Last Words Of The Immortal Youth

Most young people don’t really consider the fact that dying is the last thing you’ll ever do, even if your legacy lives on. We seem to think that we’re going to be able to pick our last words or never have last words at all.

Selina Fluty, Columnist

According to mentalfloss.com, Thomas J. Grasso, convicted murderer, had some interesting last words. “I did not get my Spaghetti-O’s; I got spaghetti. I want the press to know this,” he said when talking about his final meal. I sort of doubt that these would have been the words he would have really wanted to say in his last breaths, but here we are.

Most students I know (and probably ones I don’t) get touchy at the thought of dying. We laugh and make up last word ideas, like “I left a million dollars in the…” and then passing away. We make jokes about how we’re going to live forever, given the power from somewhere or something. We believe we are going to make legacies that will live for centuries, like Shakespeare, Newton, and Van Gogh. And that’s okay. That’s great, it’s one of the reasons I love living in this time, because we feel immortal.

But that’s also another fault. We never really realize that we’re going to die or at least don’t fully consider the prospect.

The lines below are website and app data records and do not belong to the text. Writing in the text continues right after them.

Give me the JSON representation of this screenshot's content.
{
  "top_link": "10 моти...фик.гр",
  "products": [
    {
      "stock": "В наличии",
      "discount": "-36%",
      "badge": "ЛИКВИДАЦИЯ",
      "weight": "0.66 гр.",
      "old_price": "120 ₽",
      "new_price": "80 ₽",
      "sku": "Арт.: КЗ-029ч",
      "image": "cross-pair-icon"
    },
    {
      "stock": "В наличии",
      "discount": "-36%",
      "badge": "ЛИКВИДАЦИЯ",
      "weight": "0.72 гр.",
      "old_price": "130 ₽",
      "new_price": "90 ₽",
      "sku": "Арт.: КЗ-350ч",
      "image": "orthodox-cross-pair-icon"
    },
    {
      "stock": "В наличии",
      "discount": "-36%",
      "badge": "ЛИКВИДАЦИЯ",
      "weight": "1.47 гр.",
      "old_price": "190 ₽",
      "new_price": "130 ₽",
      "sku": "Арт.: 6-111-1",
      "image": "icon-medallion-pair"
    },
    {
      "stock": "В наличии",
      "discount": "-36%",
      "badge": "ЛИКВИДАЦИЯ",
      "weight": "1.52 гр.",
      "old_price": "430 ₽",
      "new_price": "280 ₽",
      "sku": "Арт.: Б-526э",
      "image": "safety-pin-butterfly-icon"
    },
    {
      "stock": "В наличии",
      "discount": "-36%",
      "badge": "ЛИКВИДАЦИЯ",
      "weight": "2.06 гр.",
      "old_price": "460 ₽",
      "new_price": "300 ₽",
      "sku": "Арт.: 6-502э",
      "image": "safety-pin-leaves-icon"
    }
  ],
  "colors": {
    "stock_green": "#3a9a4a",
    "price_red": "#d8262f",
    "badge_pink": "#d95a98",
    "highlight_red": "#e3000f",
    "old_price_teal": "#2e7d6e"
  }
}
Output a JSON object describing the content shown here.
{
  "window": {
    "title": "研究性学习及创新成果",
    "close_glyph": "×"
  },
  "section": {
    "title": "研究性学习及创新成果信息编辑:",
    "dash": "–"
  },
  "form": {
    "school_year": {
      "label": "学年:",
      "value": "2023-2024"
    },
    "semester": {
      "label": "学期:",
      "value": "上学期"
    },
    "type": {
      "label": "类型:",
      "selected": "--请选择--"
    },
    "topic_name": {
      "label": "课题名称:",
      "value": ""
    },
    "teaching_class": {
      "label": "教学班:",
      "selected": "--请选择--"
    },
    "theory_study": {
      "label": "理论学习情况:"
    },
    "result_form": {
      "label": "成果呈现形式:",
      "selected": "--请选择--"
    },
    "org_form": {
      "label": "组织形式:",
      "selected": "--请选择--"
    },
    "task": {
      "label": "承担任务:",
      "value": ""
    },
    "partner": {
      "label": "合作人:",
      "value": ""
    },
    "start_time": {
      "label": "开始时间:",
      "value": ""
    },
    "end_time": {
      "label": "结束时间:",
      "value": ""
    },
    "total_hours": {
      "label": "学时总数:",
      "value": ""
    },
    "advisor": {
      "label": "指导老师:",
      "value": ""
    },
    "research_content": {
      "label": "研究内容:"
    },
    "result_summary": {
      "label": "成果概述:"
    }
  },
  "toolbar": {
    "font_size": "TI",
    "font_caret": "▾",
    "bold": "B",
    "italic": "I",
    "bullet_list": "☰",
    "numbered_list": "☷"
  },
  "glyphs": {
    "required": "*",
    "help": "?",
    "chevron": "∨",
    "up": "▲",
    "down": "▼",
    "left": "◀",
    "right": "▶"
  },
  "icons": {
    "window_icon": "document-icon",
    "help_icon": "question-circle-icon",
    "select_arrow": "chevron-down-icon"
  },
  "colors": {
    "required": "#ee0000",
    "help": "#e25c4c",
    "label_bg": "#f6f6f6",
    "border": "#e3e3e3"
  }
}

Teenagers, young adults, some people younger than 40; they all have this strong feeling of, “I won’t die yet, death is something that I really can’t imagine happening to me right now.” So we get reckless. We drive through red lights, we scale walls, we play with fire.

It’s a common belief that we are the immortal youth, a belief that we will all be old and grey, with a million stories of how we survived these crazy things as kids. That we will have these glorious last words that will resonate with our loved ones for generations. Because we simply cannot seem to fully comprehend that dying, and getting hurt, are all not our decisions to decide when and where.

There’s a lot of lore around dying, and death itself, really. Upstairs, downstairs, ghosts, spirits. It’s all mystifying. I believe it also supports the fact that we begin to believe in this stuff at a younger age, because we’re scared to not live forever. We can’t imagine a world without ourselves, because that is all we’ve ever known. We’ve been with ourself our whole lives, and it seems ludicrous to some to not have that once you take your last breath because of this. But I see it so much more in the young ages in the people who don’t really have to face death. An afterlife or a soul that doesn’t die easy is a relief to us.

Our folklore, and our casual phrasing of moving on, and our constant belief in our abilities to not be nothing but gone in the end. They all are symptoms of the immortal youth, of our strong will to not be let go of. And that’s a point ingrained in society, that sticks with us throughout our young years. We believe our last words will not be the last, and many dream of a different life beyond

And, hey, maybe that’s going to happen. As long as we’re aware that skydiving without a parachute will probably result in death and don’t think we can survive that fall easily, I think we’re going to be fine.